Mummy’s Curse Proves to be No Match for U.S. Immigration and Customs Enforcement

In January 2013, a withered mummy hand arrived at Los Angeles International Airport. It looked as though it would fit right in on the set of a horror movie, and its importer tried to pass it off as a movie prop worth only $66. But officials of the U.S. Immigration and Customs Enforcement (ICE), a federal law enforcement agency under the jurisdiction of the United States Department of Homeland Security (DHS), quickly ascertained that the hand was no prop. It was from an authentic Egyptian mummy and estimated to be more than 3,000 years old. This week, the hand and by four other ancient artifacts were returned to their native Egypt following a lengthy investigation and seizure by ICE.

While ICE is primarily known as the chief immigration enforcement arm of the DHS, it also has numerous other responsibilities, including the recapture and repatriation of illegally smuggled cultural artifacts and artwork. Case-in-point, in 2008, an investigation known as Operation Mummy’s Curse was launched after federal agents were tipped off to an Iranian artifact for sale that had been looted from an ancient ritualistic site. ICE investigators eventually uncovered an organization of illegal antiquities dealers, and more than 7,000 artifacts from Iraq, Egypt, and Yemen were recovered. To date, four people have been indicted for smuggling the artifacts out of their native countries for profit, although one international fugitive still remains at large.

The mummy hand and four other Egyptian artifacts, including a child’s sarcophagus, a carved wooden panel, a painted shroud, and a gold plated mummy mask, were officially returned to Egyptian officials this week in a repatriation ceremony in Washington D.C. With the exception of the mummy hand, which was voluntarily surrendered by its importer when it first entered the country at Los Angeles International Airport, the artifacts were among the thousands of items seized as a result of the Operation Mummy’s Curse investigation. The ceremony was particularly meaningful because it occurred just a day after Secretary of State John Kerry and Egyptian Foreign Minister Sameh Shoukry signed a bilateral cultural property agreement – the first ever between the United States and a Middle Eastern country. [See U.S., Egypt Sign Agreement to Thwart Trade in Illegal Antiquities, by Kristin Romey, National Geographic, 02.Dec.16.]

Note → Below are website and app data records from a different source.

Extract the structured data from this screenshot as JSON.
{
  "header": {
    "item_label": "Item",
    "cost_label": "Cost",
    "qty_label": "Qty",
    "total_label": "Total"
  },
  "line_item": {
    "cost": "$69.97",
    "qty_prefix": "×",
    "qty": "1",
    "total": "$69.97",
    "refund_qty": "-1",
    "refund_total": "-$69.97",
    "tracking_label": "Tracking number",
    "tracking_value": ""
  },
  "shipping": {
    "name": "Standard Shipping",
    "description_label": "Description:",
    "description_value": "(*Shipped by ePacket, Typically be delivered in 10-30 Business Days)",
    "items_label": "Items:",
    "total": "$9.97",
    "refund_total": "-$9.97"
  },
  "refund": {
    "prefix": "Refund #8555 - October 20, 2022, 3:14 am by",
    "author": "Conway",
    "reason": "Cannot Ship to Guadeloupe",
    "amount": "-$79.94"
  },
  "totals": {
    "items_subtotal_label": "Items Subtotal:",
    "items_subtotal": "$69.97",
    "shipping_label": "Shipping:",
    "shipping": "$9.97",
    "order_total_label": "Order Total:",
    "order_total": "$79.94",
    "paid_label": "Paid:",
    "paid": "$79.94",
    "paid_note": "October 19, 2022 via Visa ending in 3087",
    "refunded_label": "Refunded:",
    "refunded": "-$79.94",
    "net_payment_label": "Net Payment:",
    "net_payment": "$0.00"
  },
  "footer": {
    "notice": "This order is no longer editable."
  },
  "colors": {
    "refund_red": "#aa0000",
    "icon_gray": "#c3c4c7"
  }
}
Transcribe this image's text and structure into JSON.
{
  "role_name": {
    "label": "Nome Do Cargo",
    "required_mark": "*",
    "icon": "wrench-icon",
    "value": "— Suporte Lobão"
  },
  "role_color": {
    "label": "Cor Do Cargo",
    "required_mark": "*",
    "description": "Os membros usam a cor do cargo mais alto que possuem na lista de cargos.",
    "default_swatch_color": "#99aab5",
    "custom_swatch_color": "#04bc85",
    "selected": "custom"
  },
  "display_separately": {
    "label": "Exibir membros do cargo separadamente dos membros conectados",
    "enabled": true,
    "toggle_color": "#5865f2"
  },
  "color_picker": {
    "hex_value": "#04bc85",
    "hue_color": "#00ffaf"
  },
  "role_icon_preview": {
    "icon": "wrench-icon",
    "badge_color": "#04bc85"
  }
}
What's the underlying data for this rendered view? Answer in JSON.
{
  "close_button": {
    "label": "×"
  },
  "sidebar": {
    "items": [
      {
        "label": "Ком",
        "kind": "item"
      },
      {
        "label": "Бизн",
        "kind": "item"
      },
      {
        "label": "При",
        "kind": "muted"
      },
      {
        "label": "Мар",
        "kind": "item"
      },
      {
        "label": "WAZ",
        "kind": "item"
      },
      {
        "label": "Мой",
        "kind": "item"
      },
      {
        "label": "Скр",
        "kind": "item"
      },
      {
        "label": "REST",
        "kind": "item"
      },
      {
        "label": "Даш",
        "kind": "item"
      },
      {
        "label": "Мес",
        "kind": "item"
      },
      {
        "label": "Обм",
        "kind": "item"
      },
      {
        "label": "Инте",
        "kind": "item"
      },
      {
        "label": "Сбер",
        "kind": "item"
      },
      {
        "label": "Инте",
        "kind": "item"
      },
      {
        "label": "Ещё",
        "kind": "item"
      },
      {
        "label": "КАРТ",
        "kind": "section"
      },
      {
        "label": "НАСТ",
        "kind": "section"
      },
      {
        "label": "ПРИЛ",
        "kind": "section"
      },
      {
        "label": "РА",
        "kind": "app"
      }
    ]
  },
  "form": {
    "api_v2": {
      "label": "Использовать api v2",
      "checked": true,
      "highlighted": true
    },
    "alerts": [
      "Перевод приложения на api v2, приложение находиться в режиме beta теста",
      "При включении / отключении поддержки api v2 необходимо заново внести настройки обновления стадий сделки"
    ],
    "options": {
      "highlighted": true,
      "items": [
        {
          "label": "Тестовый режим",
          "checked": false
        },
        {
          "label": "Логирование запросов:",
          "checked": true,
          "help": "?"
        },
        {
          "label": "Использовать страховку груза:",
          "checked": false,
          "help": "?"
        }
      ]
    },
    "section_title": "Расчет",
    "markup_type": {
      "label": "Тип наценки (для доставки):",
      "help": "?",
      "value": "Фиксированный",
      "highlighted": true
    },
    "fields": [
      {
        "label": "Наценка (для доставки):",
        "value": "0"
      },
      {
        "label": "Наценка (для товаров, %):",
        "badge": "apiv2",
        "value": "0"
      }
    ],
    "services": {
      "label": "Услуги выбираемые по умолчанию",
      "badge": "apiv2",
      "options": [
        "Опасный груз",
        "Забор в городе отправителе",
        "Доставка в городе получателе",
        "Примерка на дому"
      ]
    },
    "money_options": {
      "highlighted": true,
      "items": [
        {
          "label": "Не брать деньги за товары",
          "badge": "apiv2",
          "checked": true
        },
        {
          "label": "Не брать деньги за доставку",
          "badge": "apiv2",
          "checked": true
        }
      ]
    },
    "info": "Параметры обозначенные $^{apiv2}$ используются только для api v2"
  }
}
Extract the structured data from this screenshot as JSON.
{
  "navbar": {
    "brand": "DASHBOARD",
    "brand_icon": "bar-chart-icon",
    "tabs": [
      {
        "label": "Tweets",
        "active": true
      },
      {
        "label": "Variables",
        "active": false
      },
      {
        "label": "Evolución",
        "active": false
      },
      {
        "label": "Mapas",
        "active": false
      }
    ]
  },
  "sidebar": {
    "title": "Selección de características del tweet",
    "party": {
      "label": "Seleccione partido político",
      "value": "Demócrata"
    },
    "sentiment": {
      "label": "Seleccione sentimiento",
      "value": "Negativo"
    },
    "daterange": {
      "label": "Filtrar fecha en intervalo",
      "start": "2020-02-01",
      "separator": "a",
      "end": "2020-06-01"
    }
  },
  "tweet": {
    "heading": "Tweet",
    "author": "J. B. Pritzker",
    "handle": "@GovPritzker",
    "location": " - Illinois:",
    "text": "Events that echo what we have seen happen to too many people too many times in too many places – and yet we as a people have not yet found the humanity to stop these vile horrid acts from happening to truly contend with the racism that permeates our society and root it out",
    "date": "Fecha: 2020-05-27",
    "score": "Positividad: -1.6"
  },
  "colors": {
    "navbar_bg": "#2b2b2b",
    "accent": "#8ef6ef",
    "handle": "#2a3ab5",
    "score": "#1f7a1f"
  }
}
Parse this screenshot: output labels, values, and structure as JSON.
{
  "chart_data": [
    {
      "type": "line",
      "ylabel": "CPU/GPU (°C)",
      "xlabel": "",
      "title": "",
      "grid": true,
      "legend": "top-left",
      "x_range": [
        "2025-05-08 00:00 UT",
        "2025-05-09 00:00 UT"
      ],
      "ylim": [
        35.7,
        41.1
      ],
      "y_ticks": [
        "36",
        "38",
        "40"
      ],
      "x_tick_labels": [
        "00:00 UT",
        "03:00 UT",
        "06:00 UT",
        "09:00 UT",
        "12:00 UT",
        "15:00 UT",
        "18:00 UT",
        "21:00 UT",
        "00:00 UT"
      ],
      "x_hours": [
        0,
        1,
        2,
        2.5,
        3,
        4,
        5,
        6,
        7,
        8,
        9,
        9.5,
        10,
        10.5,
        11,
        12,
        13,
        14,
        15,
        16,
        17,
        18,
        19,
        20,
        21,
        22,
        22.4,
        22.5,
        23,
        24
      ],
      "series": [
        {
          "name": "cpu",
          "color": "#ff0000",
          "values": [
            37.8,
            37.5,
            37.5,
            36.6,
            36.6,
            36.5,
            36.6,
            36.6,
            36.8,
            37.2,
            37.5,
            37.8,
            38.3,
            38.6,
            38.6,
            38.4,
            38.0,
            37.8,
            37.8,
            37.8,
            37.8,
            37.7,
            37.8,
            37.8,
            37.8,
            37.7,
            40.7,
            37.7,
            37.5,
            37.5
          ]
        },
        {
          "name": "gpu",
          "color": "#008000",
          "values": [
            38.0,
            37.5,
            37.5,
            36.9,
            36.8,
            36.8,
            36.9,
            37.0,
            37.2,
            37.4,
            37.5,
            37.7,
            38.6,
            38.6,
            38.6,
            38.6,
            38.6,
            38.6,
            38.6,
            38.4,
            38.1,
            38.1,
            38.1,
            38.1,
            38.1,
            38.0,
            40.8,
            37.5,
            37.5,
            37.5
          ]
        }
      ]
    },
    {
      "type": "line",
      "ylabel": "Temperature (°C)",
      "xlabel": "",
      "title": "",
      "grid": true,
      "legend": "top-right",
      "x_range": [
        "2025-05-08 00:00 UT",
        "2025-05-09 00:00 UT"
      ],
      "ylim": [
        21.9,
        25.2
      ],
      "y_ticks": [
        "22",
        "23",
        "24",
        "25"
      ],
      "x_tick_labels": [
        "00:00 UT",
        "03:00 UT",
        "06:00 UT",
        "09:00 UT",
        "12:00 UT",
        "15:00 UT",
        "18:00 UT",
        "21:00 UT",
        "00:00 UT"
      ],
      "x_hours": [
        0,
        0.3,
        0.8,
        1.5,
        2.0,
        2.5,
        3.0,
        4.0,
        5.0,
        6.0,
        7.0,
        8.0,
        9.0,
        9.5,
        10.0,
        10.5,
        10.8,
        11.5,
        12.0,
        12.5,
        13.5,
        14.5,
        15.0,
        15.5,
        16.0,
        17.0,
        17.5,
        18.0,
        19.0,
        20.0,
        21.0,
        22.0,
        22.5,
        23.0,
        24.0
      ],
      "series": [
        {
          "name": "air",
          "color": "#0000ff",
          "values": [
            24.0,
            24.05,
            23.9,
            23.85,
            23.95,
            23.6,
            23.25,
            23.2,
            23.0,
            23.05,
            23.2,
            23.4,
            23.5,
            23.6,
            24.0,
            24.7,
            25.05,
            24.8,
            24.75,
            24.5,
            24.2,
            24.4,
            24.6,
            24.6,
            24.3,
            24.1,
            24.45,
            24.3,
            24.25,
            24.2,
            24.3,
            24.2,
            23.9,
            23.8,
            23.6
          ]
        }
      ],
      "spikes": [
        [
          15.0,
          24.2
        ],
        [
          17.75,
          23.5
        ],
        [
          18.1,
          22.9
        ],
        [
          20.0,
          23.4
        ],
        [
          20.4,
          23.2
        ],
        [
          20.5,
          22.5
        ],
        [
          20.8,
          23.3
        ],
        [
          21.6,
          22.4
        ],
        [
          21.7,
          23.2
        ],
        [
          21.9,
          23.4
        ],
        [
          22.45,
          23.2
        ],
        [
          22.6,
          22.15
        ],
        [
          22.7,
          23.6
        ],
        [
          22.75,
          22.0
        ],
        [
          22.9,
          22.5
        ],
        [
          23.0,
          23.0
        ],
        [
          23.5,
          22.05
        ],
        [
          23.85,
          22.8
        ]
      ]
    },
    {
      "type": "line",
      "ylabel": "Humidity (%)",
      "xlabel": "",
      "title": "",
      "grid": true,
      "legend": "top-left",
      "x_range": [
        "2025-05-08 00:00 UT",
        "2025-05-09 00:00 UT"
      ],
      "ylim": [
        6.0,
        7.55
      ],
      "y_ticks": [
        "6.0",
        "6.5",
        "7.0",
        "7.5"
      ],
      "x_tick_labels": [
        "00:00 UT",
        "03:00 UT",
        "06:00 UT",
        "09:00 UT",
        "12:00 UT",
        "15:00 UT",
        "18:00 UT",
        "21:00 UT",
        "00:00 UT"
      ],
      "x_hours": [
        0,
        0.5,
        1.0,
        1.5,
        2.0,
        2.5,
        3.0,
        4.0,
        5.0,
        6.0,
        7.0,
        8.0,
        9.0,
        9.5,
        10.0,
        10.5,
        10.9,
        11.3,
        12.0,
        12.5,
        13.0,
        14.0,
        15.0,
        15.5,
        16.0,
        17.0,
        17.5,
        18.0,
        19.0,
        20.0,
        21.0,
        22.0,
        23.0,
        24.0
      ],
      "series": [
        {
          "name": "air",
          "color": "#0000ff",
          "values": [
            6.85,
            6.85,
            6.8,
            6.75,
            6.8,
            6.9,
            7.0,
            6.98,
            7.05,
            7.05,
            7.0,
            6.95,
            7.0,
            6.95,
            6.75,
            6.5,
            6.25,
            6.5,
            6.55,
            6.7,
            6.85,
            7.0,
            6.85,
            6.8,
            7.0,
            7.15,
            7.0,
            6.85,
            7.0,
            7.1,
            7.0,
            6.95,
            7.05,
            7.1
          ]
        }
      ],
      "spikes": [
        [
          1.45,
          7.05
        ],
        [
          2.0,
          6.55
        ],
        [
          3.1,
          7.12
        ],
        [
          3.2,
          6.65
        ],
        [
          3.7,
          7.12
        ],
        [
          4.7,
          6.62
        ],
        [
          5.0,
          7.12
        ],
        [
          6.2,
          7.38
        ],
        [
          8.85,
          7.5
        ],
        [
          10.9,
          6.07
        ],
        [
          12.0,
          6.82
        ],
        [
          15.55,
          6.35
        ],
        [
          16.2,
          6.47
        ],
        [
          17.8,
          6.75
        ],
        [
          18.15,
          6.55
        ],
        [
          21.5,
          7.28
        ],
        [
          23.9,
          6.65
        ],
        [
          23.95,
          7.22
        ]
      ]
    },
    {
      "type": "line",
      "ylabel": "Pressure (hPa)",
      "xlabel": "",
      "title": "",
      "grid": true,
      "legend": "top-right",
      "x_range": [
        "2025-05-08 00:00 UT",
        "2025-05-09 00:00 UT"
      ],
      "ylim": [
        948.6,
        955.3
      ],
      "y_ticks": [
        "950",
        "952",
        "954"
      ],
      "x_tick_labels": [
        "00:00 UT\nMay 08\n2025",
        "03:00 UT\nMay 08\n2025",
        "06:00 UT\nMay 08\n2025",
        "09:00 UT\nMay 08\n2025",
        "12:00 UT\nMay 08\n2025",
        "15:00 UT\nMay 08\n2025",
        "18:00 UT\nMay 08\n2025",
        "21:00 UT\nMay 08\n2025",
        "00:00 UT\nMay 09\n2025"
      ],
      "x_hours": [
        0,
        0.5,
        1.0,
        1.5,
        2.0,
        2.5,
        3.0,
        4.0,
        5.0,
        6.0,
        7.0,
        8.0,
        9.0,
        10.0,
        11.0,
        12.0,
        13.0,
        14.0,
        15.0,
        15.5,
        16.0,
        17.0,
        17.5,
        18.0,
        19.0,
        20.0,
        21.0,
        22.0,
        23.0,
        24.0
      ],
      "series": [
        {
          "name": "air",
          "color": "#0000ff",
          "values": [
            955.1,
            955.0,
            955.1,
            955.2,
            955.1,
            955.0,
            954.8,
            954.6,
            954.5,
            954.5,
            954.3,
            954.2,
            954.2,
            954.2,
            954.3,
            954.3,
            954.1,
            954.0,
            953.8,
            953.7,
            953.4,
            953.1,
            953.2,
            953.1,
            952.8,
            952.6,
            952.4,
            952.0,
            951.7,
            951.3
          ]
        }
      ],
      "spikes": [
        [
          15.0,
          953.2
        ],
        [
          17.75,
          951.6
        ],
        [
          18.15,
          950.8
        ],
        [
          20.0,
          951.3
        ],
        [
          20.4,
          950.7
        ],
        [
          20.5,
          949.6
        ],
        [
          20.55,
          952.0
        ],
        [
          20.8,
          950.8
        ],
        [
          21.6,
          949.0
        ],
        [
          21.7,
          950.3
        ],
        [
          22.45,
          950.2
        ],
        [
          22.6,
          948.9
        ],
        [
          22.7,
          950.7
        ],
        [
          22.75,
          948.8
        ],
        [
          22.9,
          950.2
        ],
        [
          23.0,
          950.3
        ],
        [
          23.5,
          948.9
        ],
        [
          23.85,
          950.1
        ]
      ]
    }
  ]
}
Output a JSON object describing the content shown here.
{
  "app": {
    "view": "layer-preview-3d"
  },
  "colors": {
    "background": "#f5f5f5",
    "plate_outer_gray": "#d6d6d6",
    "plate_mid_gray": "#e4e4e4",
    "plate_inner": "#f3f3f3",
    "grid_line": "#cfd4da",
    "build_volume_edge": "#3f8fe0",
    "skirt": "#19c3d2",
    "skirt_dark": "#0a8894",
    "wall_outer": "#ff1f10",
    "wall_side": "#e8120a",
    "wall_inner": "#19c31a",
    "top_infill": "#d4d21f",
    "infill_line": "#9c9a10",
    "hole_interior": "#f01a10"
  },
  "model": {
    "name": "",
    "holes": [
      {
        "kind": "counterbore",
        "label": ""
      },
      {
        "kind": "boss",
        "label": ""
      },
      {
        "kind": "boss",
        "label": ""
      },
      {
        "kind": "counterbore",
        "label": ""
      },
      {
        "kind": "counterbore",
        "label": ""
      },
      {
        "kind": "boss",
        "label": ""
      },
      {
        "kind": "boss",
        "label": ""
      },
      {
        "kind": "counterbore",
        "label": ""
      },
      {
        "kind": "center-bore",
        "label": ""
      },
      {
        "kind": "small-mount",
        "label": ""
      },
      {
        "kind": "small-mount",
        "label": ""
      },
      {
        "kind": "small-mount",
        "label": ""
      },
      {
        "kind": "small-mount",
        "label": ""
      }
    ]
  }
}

Archeological experts have been overwhelmingly supportive of the repatriation of stolen artifacts to their native countries. “These artifacts are more at home in Egypt than they are in someone’s private collection in the United States,” noted Fredrik Hiebert, archeologist in residence at the National Geographic Society, to National Geographic magazine. And Egyptian ambassador Yesser Reda, who was present at the repatriation ceremony in Washington D.C. this week, extended gratitude towards the ICE officials who made the recovery of the stolen artifacts possible, saying, “… for the recovery and repatriation of these priceless artifacts, I would like to offer deepest thanks to the U.S. Department of Homeland Security … and, in particular, the agents from Immigration and Customs Enforcement. The tireless work of these men and women … is nothing short of vital for the preservation of ancient cultures from around the world.” [See ICE Returns Ancient Artifacts to Egypt, by staff writer, U.S. Immigration and Customs Enforcement, 01.Dec.2016.]


Copyright © 2016, MURTHY LAW FIRM. All Rights Reserved

Disclaimer: The information provided here is of a general nature and may not apply to any specific or particular circumstance. It is not to be construed as legal advice nor presumed indefinitely up to date.